'''

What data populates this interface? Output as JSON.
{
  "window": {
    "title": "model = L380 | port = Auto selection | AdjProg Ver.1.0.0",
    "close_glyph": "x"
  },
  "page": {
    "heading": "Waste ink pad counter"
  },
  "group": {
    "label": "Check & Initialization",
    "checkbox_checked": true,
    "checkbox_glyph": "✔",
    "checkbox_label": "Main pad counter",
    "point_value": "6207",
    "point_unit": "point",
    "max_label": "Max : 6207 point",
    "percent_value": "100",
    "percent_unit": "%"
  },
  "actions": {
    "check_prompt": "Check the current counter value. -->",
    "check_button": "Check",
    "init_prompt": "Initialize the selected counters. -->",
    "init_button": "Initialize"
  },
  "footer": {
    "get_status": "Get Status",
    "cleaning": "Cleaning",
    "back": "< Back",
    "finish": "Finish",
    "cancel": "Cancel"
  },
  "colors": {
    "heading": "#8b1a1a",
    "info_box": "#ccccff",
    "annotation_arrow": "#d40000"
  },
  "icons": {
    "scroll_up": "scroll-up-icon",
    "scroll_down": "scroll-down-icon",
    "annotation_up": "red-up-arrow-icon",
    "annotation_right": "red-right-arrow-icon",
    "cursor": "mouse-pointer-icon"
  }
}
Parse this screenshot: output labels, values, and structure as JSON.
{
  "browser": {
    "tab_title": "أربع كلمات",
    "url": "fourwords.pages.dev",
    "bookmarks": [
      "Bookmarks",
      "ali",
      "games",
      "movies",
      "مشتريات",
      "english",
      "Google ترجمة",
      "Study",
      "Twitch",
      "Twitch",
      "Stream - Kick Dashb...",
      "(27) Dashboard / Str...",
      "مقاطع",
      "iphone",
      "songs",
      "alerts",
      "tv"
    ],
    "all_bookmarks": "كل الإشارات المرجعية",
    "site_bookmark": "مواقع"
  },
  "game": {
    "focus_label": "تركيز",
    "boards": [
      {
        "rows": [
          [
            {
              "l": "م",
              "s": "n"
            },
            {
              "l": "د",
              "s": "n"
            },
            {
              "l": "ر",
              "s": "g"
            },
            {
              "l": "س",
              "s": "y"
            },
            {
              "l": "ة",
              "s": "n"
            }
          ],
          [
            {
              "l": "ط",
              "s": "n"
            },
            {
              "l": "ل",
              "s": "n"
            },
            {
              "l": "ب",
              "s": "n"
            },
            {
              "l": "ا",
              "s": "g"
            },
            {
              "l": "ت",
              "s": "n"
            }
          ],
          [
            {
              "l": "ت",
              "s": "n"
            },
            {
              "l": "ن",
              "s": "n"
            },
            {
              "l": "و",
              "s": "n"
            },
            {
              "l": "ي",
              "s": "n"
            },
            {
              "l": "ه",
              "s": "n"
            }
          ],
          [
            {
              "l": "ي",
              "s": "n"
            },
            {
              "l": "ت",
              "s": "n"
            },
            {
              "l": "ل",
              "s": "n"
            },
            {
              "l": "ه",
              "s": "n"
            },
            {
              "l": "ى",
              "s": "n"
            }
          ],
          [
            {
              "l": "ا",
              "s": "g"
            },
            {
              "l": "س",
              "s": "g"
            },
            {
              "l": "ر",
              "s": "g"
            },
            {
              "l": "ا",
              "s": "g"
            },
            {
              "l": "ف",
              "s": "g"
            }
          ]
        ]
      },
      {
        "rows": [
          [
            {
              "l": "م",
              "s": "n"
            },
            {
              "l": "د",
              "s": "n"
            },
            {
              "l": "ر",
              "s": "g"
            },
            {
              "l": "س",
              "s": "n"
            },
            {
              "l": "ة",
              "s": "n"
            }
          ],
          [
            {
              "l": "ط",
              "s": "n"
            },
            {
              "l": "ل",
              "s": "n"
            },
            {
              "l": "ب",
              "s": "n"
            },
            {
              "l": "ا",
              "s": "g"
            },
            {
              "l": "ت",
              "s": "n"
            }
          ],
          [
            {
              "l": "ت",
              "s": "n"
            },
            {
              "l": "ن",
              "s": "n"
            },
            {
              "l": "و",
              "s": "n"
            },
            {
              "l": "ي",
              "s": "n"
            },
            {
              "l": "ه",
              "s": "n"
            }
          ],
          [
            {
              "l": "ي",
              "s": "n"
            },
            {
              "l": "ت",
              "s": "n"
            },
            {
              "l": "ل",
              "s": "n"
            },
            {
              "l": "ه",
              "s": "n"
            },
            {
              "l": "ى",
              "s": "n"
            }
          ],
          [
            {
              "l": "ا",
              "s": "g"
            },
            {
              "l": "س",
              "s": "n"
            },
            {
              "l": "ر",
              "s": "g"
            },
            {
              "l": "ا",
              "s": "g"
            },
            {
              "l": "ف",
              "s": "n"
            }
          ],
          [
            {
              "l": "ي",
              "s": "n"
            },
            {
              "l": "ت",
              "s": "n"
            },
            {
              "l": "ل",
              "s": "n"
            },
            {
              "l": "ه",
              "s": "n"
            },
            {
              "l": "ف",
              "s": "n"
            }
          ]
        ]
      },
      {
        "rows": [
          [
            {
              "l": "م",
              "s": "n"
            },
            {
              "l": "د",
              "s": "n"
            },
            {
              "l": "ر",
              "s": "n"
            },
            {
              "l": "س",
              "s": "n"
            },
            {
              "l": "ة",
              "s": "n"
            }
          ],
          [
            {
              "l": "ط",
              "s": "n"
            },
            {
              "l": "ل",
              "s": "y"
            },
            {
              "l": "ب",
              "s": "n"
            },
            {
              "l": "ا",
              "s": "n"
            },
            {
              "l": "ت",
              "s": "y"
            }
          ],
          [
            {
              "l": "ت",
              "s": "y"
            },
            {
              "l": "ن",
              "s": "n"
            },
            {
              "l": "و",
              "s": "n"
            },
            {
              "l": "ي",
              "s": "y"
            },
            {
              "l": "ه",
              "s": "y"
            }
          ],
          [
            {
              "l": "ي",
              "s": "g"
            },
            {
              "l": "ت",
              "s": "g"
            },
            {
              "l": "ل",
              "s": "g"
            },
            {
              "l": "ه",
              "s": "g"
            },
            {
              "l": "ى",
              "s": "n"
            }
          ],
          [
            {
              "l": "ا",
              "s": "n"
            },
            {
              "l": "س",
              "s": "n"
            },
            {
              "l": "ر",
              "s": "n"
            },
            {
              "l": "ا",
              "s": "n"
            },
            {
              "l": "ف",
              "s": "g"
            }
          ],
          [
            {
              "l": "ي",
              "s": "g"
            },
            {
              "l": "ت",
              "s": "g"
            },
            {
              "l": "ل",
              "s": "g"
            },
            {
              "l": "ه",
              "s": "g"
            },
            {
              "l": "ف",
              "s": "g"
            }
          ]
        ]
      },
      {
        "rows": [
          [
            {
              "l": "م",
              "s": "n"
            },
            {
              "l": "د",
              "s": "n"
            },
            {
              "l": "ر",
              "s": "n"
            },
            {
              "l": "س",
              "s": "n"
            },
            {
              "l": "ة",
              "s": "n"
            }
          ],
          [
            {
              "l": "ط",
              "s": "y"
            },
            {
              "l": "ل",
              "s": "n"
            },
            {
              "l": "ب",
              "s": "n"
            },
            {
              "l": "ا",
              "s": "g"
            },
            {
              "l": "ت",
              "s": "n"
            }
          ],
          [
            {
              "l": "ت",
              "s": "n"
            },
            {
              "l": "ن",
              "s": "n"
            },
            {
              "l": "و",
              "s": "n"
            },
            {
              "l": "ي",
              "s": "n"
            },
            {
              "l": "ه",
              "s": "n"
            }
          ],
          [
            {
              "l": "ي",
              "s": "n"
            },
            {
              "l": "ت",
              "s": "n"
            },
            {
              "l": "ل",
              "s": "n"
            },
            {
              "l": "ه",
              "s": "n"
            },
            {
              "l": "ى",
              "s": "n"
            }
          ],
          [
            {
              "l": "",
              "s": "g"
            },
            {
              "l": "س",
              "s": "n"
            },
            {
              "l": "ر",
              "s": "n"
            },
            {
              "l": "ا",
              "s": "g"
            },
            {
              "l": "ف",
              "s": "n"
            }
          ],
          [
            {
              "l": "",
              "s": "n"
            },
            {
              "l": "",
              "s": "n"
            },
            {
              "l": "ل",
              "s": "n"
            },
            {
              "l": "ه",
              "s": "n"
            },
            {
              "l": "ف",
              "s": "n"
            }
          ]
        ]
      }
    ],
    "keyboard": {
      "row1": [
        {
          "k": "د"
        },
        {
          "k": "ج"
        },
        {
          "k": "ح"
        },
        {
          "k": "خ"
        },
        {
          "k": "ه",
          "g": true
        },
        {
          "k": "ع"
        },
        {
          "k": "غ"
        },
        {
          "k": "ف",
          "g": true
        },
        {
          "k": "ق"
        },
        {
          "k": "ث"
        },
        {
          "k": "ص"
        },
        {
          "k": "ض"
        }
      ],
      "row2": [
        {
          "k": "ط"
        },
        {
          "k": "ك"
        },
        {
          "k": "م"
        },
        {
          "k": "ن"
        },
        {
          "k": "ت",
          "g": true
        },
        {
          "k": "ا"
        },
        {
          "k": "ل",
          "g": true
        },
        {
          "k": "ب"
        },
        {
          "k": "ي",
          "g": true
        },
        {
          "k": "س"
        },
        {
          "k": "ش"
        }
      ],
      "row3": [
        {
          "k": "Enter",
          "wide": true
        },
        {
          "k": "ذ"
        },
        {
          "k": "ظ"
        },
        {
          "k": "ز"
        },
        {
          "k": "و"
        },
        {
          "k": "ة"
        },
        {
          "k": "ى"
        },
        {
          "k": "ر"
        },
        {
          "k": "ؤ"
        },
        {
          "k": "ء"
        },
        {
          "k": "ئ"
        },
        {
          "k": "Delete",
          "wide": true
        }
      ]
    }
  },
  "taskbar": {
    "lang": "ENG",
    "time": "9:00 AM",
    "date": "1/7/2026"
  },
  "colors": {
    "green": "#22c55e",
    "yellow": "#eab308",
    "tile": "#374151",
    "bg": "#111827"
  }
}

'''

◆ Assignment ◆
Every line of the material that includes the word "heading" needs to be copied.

◆ Answer space ◆
    "heading": "Waste ink pad counter"
    "heading": "#8b1a1a",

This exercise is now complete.